[PROVIDED DATA — start]

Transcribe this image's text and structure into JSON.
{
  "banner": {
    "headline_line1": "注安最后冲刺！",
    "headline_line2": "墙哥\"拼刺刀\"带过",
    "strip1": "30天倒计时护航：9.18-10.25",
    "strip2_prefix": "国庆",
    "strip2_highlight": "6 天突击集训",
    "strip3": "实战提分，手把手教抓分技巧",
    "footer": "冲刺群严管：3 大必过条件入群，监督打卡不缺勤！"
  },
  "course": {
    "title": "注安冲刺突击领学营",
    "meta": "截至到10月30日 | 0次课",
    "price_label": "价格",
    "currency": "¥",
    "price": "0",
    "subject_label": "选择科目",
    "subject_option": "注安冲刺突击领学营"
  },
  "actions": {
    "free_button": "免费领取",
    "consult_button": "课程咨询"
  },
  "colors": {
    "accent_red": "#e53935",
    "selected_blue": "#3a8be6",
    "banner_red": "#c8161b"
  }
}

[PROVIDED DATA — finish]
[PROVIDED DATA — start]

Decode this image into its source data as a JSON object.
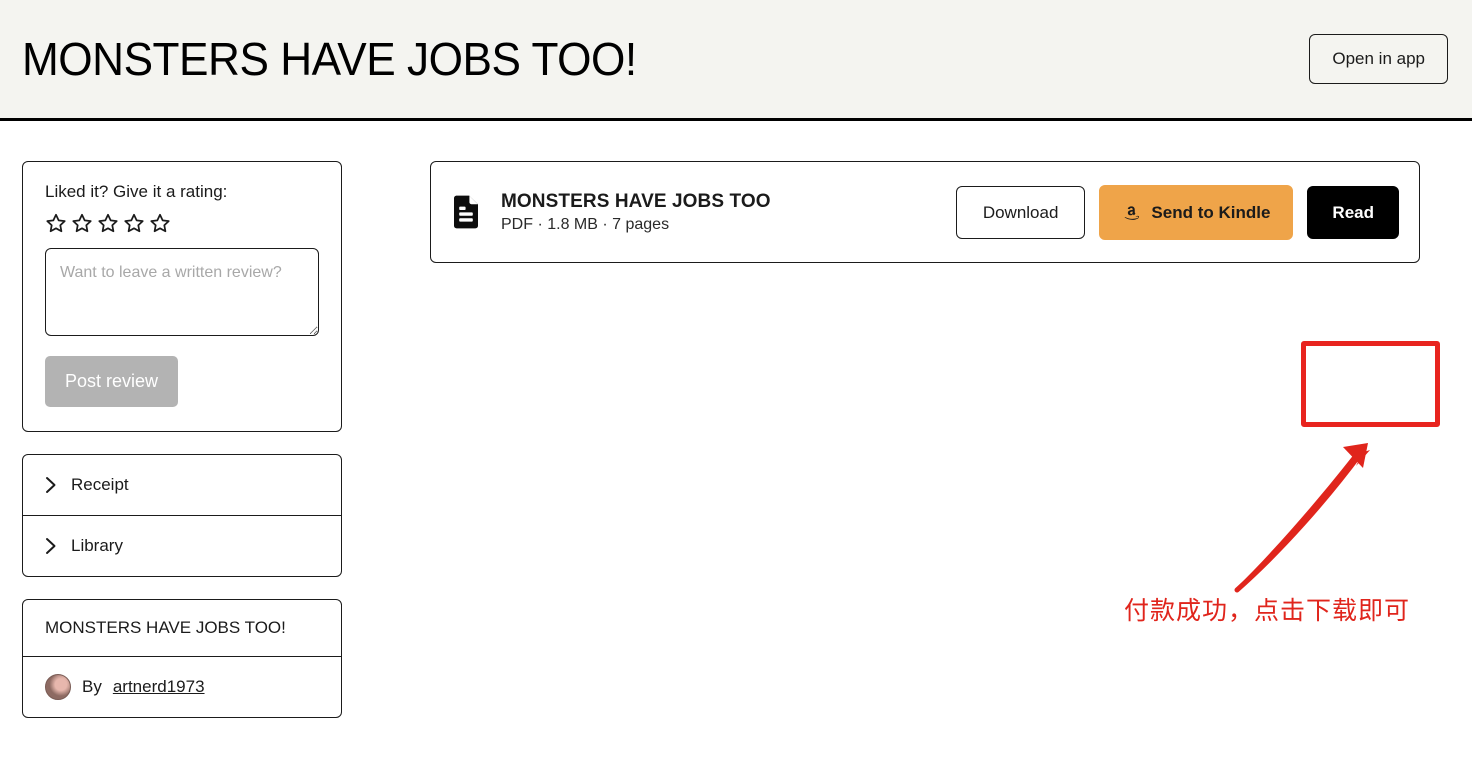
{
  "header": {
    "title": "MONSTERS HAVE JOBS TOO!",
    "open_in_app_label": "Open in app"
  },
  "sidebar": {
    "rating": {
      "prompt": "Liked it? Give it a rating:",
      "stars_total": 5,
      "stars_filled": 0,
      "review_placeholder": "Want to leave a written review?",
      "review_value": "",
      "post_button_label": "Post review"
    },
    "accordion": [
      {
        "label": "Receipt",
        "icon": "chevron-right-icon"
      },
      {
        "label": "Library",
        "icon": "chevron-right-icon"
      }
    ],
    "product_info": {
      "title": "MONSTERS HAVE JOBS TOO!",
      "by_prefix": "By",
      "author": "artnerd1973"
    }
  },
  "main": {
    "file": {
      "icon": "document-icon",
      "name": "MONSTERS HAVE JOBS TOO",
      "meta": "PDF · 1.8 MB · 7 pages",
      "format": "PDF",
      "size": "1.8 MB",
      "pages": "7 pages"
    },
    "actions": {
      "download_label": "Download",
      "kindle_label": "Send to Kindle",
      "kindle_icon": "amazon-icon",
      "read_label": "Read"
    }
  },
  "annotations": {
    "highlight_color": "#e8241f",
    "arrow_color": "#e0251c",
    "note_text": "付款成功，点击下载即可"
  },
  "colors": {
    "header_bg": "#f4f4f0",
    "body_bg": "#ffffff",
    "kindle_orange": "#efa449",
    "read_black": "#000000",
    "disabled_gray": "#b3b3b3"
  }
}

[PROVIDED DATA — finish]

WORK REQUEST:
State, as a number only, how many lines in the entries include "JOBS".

ANSWER:
3